[Task instructions]: Filter the entries, keeping every line with the string "Orders".

(Items from an interface collection)
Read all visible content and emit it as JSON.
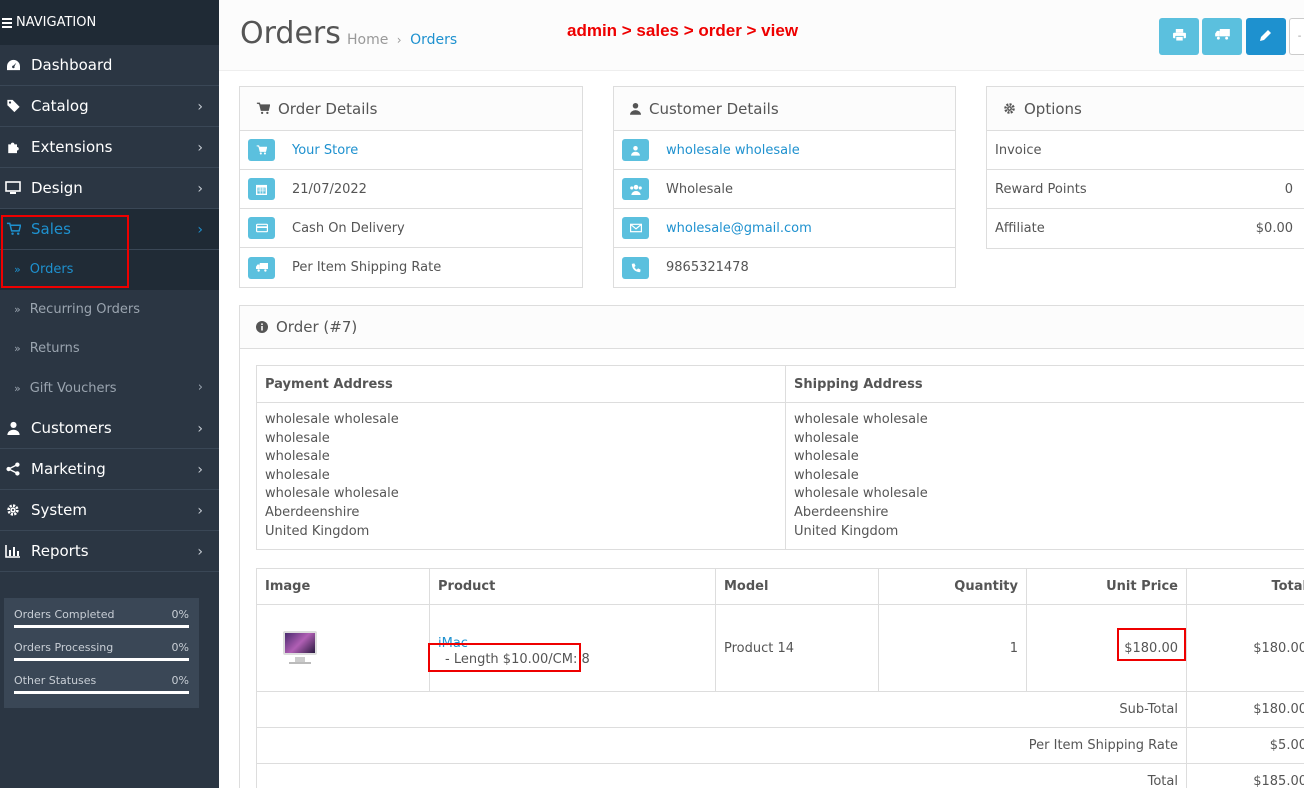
{
  "nav": {
    "header": "NAVIGATION",
    "items": [
      {
        "label": "Dashboard",
        "icon": "dashboard-icon"
      },
      {
        "label": "Catalog",
        "icon": "tags-icon"
      },
      {
        "label": "Extensions",
        "icon": "puzzle-icon"
      },
      {
        "label": "Design",
        "icon": "monitor-icon"
      },
      {
        "label": "Sales",
        "icon": "cart-icon"
      },
      {
        "label": "Customers",
        "icon": "user-icon"
      },
      {
        "label": "Marketing",
        "icon": "share-icon"
      },
      {
        "label": "System",
        "icon": "gear-icon"
      },
      {
        "label": "Reports",
        "icon": "bar-chart-icon"
      }
    ],
    "sales_sub": [
      "Orders",
      "Recurring Orders",
      "Returns",
      "Gift Vouchers"
    ]
  },
  "stats": [
    {
      "label": "Orders Completed",
      "value": "0%"
    },
    {
      "label": "Orders Processing",
      "value": "0%"
    },
    {
      "label": "Other Statuses",
      "value": "0%"
    }
  ],
  "header": {
    "title": "Orders",
    "breadcrumb": [
      "Home",
      "Orders"
    ],
    "annotation": "admin > sales > order > view"
  },
  "order_details": {
    "title": "Order Details",
    "store": "Your Store",
    "date": "21/07/2022",
    "payment": "Cash On Delivery",
    "shipping": "Per Item Shipping Rate"
  },
  "customer_details": {
    "title": "Customer Details",
    "name": "wholesale wholesale",
    "group": "Wholesale",
    "email": "wholesale@gmail.com",
    "phone": "9865321478"
  },
  "options": {
    "title": "Options",
    "rows": [
      {
        "label": "Invoice",
        "value": ""
      },
      {
        "label": "Reward Points",
        "value": "0"
      },
      {
        "label": "Affiliate",
        "value": "$0.00"
      }
    ]
  },
  "order": {
    "title": "Order (#7)",
    "payment_address_label": "Payment Address",
    "shipping_address_label": "Shipping Address",
    "payment_address": [
      "wholesale wholesale",
      "wholesale",
      "wholesale",
      "wholesale",
      "wholesale wholesale",
      "Aberdeenshire",
      "United Kingdom"
    ],
    "shipping_address": [
      "wholesale wholesale",
      "wholesale",
      "wholesale",
      "wholesale",
      "wholesale wholesale",
      "Aberdeenshire",
      "United Kingdom"
    ],
    "columns": [
      "Image",
      "Product",
      "Model",
      "Quantity",
      "Unit Price",
      "Total"
    ],
    "product": {
      "name": "iMac",
      "option": "- Length $10.00/CM: 8",
      "model": "Product 14",
      "quantity": "1",
      "unit_price": "$180.00",
      "total": "$180.00"
    },
    "totals": [
      {
        "label": "Sub-Total",
        "value": "$180.00"
      },
      {
        "label": "Per Item Shipping Rate",
        "value": "$5.00"
      },
      {
        "label": "Total",
        "value": "$185.00"
      }
    ]
  },
  "colors": {
    "accent": "#1e91cf",
    "info": "#5bc0de",
    "sidebar": "#2b3643",
    "annotation": "#ee0000"
  }
}
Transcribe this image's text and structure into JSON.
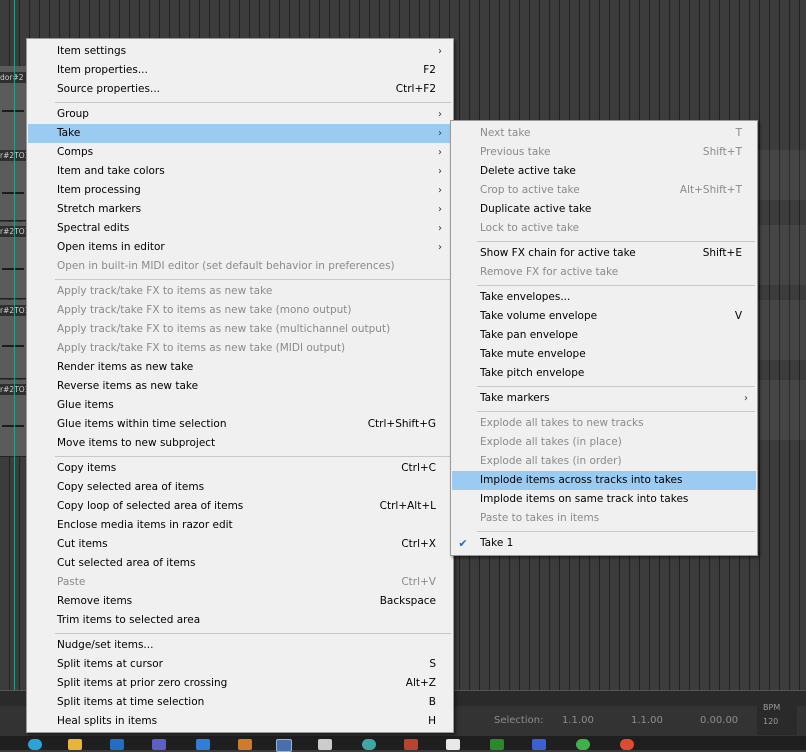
{
  "context_menu": [
    {
      "type": "item",
      "label": "Item settings",
      "submenu": true
    },
    {
      "type": "item",
      "label": "Item properties...",
      "shortcut": "F2"
    },
    {
      "type": "item",
      "label": "Source properties...",
      "shortcut": "Ctrl+F2"
    },
    {
      "type": "sep"
    },
    {
      "type": "item",
      "label": "Group",
      "submenu": true
    },
    {
      "type": "item",
      "label": "Take",
      "submenu": true,
      "highlight": true
    },
    {
      "type": "item",
      "label": "Comps",
      "submenu": true
    },
    {
      "type": "item",
      "label": "Item and take colors",
      "submenu": true
    },
    {
      "type": "item",
      "label": "Item processing",
      "submenu": true
    },
    {
      "type": "item",
      "label": "Stretch markers",
      "submenu": true
    },
    {
      "type": "item",
      "label": "Spectral edits",
      "submenu": true
    },
    {
      "type": "item",
      "label": "Open items in editor",
      "submenu": true
    },
    {
      "type": "item",
      "label": "Open in built-in MIDI editor (set default behavior in preferences)",
      "disabled": true
    },
    {
      "type": "sep"
    },
    {
      "type": "item",
      "label": "Apply track/take FX to items as new take",
      "disabled": true
    },
    {
      "type": "item",
      "label": "Apply track/take FX to items as new take (mono output)",
      "disabled": true
    },
    {
      "type": "item",
      "label": "Apply track/take FX to items as new take (multichannel output)",
      "disabled": true
    },
    {
      "type": "item",
      "label": "Apply track/take FX to items as new take (MIDI output)",
      "disabled": true
    },
    {
      "type": "item",
      "label": "Render items as new take"
    },
    {
      "type": "item",
      "label": "Reverse items as new take"
    },
    {
      "type": "item",
      "label": "Glue items"
    },
    {
      "type": "item",
      "label": "Glue items within time selection",
      "shortcut": "Ctrl+Shift+G"
    },
    {
      "type": "item",
      "label": "Move items to new subproject"
    },
    {
      "type": "sep"
    },
    {
      "type": "item",
      "label": "Copy items",
      "shortcut": "Ctrl+C"
    },
    {
      "type": "item",
      "label": "Copy selected area of items"
    },
    {
      "type": "item",
      "label": "Copy loop of selected area of items",
      "shortcut": "Ctrl+Alt+L"
    },
    {
      "type": "item",
      "label": "Enclose media items in razor edit"
    },
    {
      "type": "item",
      "label": "Cut items",
      "shortcut": "Ctrl+X"
    },
    {
      "type": "item",
      "label": "Cut selected area of items"
    },
    {
      "type": "item",
      "label": "Paste",
      "shortcut": "Ctrl+V",
      "disabled": true
    },
    {
      "type": "item",
      "label": "Remove items",
      "shortcut": "Backspace"
    },
    {
      "type": "item",
      "label": "Trim items to selected area"
    },
    {
      "type": "sep"
    },
    {
      "type": "item",
      "label": "Nudge/set items..."
    },
    {
      "type": "item",
      "label": "Split items at cursor",
      "shortcut": "S"
    },
    {
      "type": "item",
      "label": "Split items at prior zero crossing",
      "shortcut": "Alt+Z"
    },
    {
      "type": "item",
      "label": "Split items at time selection",
      "shortcut": "B"
    },
    {
      "type": "item",
      "label": "Heal splits in items",
      "shortcut": "H"
    }
  ],
  "take_submenu": [
    {
      "type": "item",
      "label": "Next take",
      "shortcut": "T",
      "disabled": true
    },
    {
      "type": "item",
      "label": "Previous take",
      "shortcut": "Shift+T",
      "disabled": true
    },
    {
      "type": "item",
      "label": "Delete active take"
    },
    {
      "type": "item",
      "label": "Crop to active take",
      "shortcut": "Alt+Shift+T",
      "disabled": true
    },
    {
      "type": "item",
      "label": "Duplicate active take"
    },
    {
      "type": "item",
      "label": "Lock to active take",
      "disabled": true
    },
    {
      "type": "sep"
    },
    {
      "type": "item",
      "label": "Show FX chain for active take",
      "shortcut": "Shift+E"
    },
    {
      "type": "item",
      "label": "Remove FX for active take",
      "disabled": true
    },
    {
      "type": "sep"
    },
    {
      "type": "item",
      "label": "Take envelopes..."
    },
    {
      "type": "item",
      "label": "Take volume envelope",
      "shortcut": "V"
    },
    {
      "type": "item",
      "label": "Take pan envelope"
    },
    {
      "type": "item",
      "label": "Take mute envelope"
    },
    {
      "type": "item",
      "label": "Take pitch envelope"
    },
    {
      "type": "sep"
    },
    {
      "type": "item",
      "label": "Take markers",
      "submenu": true
    },
    {
      "type": "sep"
    },
    {
      "type": "item",
      "label": "Explode all takes to new tracks",
      "disabled": true
    },
    {
      "type": "item",
      "label": "Explode all takes (in place)",
      "disabled": true
    },
    {
      "type": "item",
      "label": "Explode all takes (in order)",
      "disabled": true
    },
    {
      "type": "item",
      "label": "Implode items across tracks into takes",
      "highlight": true
    },
    {
      "type": "item",
      "label": "Implode items on same track into takes"
    },
    {
      "type": "item",
      "label": "Paste to takes in items",
      "disabled": true
    },
    {
      "type": "sep"
    },
    {
      "type": "item",
      "label": "Take 1",
      "checked": true
    }
  ],
  "track_item_labels": [
    "dor#2",
    "r#2TO1",
    "r#2TO1",
    "r#2TO1",
    "r#2TO1"
  ],
  "status_bar": {
    "selection_label": "Selection:",
    "sel_start": "1.1.00",
    "sel_end": "1.1.00",
    "sel_length": "0.00.00",
    "bpm_label": "BPM",
    "bpm_value": "120"
  },
  "colors": {
    "highlight": "#9ccbf2",
    "menu_bg": "#f0f0f0",
    "disabled_text": "#8a8a8a"
  }
}
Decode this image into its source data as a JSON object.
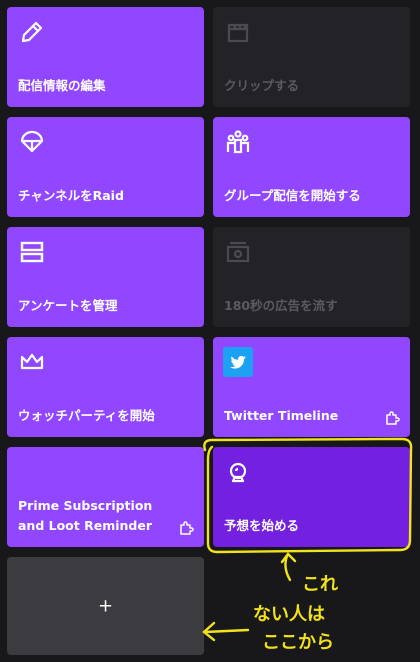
{
  "tiles": {
    "edit_info": {
      "label": "配信情報の編集",
      "state": "enabled",
      "icon": "pencil-icon"
    },
    "clip": {
      "label": "クリップする",
      "state": "disabled",
      "icon": "clapperboard-icon"
    },
    "raid": {
      "label": "チャンネルをRaid",
      "state": "enabled",
      "icon": "parachute-icon"
    },
    "group_stream": {
      "label": "グループ配信を開始する",
      "state": "enabled",
      "icon": "group-icon"
    },
    "poll": {
      "label": "アンケートを管理",
      "state": "enabled",
      "icon": "poll-icon"
    },
    "ad": {
      "label": "180秒の広告を流す",
      "state": "disabled",
      "icon": "ad-icon"
    },
    "watch_party": {
      "label": "ウォッチパーティを開始",
      "state": "enabled",
      "icon": "crown-icon"
    },
    "twitter": {
      "label": "Twitter Timeline",
      "state": "enabled",
      "icon": "twitter-bird-icon"
    },
    "prime": {
      "label": "Prime Subscription and Loot Reminder",
      "state": "enabled",
      "icon": "extension-icon"
    },
    "prediction": {
      "label": "予想を始める",
      "state": "highlighted",
      "icon": "prediction-icon"
    },
    "add": {
      "label": "+",
      "state": "enabled"
    }
  },
  "annotations": {
    "kore": "これ",
    "nai_hito": "ない人は",
    "kokokara": "ここから",
    "color": "#f2e21c"
  },
  "colors": {
    "background": "#18181b",
    "tile_purple": "#9147ff",
    "tile_prediction": "#7320e0",
    "tile_disabled": "#232327",
    "tile_add": "#3c3c40"
  }
}
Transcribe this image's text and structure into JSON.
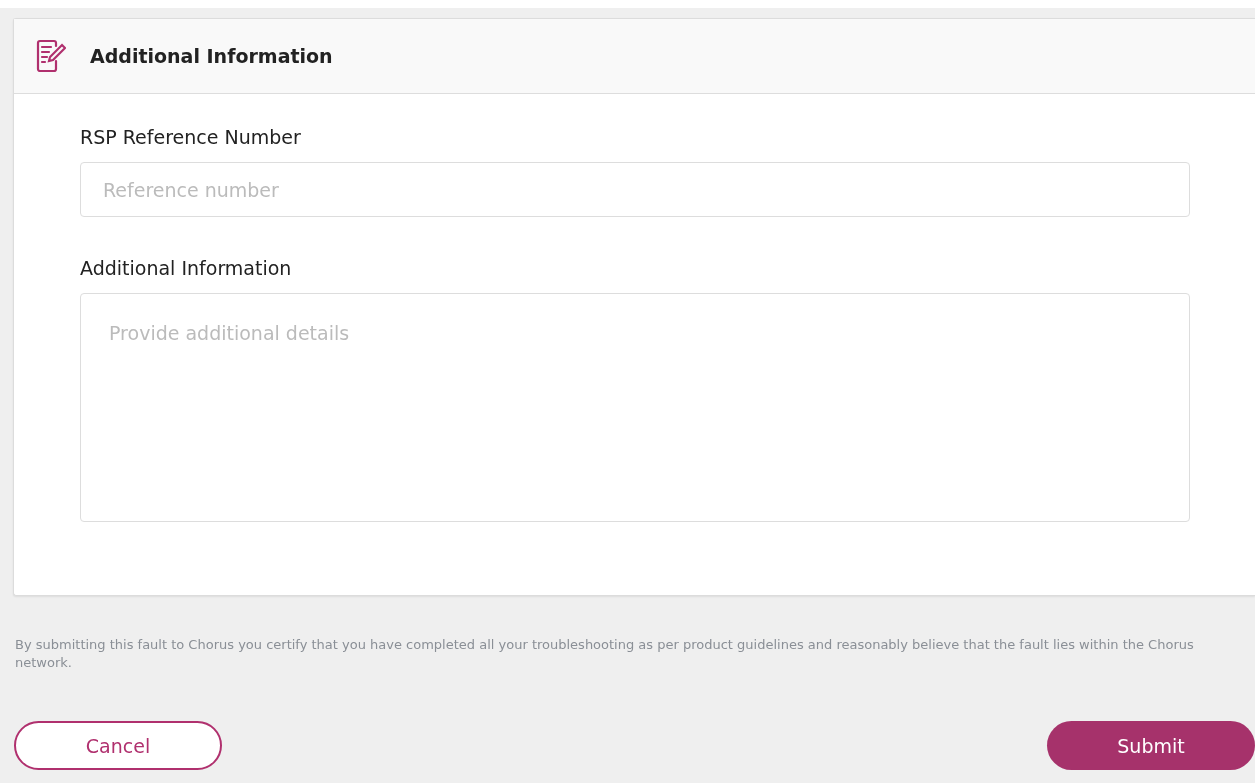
{
  "section": {
    "title": "Additional Information"
  },
  "fields": [
    {
      "kind": "input",
      "label": "RSP Reference Number",
      "placeholder": "Reference number"
    },
    {
      "kind": "textarea",
      "label": "Additional Information",
      "placeholder": "Provide additional details"
    }
  ],
  "disclaimer": "By submitting this fault to Chorus you certify that you have completed all your troubleshooting as per product guidelines and reasonably believe that the fault lies within the Chorus network.",
  "buttons": [
    {
      "kind": "secondary",
      "label": "Cancel"
    },
    {
      "kind": "primary",
      "label": "Submit"
    }
  ]
}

[Solved exercise]:
      "Orders",
      "Recurring Orders",
      "label": "Orders Completed",
      "label": "Orders Processing",
    "title": "Orders",
      "Orders"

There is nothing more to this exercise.